*What you will do*:
Your answer should be a single number: the count of lines in the entries below that contain "type".

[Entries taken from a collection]

━━━

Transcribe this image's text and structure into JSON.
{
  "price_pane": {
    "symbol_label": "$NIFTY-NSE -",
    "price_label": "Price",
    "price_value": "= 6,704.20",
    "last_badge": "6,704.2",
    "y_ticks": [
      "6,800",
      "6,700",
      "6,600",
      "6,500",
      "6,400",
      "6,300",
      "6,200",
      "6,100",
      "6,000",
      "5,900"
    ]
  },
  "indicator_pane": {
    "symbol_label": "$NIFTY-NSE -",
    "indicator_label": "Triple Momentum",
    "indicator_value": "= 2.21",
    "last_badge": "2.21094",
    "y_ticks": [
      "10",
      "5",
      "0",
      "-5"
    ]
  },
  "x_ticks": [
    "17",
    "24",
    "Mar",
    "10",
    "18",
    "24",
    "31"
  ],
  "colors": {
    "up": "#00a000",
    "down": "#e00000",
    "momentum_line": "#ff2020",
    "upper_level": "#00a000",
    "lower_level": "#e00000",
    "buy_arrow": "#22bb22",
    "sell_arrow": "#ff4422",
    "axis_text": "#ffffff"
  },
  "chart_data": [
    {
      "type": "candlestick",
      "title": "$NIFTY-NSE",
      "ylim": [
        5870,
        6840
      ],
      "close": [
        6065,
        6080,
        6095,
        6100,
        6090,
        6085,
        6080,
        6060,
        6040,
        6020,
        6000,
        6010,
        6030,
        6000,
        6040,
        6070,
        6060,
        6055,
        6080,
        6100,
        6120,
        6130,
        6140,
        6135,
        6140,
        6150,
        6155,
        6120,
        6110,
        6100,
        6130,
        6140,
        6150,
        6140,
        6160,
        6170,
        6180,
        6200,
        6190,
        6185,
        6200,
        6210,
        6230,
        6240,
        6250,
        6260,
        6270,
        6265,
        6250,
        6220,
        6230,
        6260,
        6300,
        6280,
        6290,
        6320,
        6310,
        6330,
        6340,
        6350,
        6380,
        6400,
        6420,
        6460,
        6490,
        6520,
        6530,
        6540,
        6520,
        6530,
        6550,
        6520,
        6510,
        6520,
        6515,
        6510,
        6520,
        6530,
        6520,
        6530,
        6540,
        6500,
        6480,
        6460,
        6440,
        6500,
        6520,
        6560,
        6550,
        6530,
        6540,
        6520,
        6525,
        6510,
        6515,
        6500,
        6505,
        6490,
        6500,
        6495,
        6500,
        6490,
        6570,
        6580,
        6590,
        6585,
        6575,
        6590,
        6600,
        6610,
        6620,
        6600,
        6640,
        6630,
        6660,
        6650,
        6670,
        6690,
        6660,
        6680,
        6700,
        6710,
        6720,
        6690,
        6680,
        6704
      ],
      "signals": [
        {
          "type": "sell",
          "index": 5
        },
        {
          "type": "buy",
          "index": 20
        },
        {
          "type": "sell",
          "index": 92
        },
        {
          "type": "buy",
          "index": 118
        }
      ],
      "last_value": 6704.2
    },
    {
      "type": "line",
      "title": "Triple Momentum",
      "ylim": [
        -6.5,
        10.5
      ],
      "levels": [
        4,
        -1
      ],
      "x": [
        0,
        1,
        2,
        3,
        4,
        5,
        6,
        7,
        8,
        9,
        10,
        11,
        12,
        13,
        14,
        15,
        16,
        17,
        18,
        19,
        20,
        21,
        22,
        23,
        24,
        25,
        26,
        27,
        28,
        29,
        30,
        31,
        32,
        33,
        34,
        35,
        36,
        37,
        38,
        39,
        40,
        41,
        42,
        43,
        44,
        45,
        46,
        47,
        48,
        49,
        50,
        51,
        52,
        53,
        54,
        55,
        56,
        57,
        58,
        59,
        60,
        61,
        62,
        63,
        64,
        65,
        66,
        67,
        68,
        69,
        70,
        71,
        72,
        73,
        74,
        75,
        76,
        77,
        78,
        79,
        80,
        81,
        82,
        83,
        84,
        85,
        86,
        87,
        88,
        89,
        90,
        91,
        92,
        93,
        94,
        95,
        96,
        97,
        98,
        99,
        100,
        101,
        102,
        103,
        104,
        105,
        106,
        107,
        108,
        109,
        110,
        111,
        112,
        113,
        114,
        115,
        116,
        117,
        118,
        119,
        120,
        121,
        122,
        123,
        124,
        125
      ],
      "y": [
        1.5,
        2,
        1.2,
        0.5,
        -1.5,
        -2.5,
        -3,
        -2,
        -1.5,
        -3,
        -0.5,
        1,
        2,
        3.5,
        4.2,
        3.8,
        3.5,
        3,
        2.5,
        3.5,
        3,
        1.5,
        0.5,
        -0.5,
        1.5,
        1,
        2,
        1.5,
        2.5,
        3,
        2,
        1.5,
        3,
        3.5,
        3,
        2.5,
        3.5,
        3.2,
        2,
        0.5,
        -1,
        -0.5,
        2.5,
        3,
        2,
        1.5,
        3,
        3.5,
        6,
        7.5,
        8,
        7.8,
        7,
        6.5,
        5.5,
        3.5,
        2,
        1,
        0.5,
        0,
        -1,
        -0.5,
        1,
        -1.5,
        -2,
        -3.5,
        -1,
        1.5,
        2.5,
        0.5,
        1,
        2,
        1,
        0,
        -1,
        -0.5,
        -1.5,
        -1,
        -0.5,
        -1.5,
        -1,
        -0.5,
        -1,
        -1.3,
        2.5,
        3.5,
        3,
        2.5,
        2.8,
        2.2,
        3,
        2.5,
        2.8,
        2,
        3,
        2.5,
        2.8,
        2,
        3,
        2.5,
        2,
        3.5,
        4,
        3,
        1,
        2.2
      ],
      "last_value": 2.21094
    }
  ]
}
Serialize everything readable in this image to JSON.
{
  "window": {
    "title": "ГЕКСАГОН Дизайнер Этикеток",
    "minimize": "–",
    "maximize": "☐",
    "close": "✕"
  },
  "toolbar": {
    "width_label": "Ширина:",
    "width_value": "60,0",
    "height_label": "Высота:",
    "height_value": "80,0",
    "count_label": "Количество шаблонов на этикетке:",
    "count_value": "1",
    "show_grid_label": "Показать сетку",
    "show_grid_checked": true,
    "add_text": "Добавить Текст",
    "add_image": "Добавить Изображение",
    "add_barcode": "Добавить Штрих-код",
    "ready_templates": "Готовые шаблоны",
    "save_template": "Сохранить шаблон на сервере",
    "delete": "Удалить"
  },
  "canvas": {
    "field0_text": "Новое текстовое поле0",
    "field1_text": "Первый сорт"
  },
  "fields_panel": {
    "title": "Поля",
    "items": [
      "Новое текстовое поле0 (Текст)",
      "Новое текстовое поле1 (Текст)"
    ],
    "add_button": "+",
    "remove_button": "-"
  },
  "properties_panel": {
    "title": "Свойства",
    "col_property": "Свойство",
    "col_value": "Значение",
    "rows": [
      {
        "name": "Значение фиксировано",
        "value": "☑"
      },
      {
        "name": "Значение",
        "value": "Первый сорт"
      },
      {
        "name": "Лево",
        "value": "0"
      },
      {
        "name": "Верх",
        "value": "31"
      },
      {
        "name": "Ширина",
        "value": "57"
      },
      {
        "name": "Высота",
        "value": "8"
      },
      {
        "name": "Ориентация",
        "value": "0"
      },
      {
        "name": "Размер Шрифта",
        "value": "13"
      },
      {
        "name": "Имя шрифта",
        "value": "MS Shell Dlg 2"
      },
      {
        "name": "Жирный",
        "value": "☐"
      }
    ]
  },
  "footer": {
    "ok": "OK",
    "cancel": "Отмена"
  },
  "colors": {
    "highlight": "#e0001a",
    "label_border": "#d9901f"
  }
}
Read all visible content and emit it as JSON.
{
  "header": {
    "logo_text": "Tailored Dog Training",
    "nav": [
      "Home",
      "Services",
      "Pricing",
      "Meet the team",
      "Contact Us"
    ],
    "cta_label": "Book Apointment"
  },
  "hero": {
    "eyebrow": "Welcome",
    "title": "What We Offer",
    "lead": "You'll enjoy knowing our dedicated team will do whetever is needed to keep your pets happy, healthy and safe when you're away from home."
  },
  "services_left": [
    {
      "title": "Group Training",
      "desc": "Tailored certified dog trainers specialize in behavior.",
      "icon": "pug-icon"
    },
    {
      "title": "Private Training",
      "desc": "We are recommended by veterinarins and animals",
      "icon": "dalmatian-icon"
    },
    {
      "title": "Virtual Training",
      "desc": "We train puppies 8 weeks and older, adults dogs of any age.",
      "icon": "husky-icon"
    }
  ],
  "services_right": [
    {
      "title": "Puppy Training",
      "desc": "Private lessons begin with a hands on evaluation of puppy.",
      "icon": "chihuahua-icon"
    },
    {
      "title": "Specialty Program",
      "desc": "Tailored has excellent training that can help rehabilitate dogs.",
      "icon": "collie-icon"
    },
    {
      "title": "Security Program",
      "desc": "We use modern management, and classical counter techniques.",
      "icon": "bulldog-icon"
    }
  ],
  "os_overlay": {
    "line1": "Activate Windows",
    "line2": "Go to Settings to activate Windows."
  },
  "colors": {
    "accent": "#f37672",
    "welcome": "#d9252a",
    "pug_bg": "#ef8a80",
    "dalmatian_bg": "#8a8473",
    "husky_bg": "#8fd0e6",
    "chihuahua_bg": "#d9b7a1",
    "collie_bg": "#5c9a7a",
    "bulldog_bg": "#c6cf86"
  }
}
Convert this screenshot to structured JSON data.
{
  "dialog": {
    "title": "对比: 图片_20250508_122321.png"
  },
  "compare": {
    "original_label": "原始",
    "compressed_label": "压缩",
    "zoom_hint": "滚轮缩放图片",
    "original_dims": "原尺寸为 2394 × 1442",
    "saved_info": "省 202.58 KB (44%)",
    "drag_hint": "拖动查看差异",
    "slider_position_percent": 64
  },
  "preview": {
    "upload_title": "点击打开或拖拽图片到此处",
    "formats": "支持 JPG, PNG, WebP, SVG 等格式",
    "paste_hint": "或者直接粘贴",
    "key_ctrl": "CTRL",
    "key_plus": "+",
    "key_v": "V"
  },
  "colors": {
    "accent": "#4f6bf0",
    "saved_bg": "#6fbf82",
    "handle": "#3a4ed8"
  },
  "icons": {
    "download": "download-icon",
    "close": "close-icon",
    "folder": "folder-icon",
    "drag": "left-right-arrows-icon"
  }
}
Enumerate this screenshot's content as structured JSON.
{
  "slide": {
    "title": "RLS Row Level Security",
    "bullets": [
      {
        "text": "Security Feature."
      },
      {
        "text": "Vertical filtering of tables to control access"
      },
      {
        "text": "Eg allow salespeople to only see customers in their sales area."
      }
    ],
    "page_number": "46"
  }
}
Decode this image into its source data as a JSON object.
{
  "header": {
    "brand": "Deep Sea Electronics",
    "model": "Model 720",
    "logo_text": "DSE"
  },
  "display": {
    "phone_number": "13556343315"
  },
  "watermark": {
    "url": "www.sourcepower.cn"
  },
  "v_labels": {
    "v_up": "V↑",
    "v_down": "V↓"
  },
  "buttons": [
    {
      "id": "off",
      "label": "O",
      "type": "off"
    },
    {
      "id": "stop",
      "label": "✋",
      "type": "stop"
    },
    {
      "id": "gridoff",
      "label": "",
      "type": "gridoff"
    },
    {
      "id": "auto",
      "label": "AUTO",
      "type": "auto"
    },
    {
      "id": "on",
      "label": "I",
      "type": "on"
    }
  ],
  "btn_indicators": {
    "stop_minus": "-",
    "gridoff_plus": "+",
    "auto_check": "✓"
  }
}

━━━

*Result for this task*:
11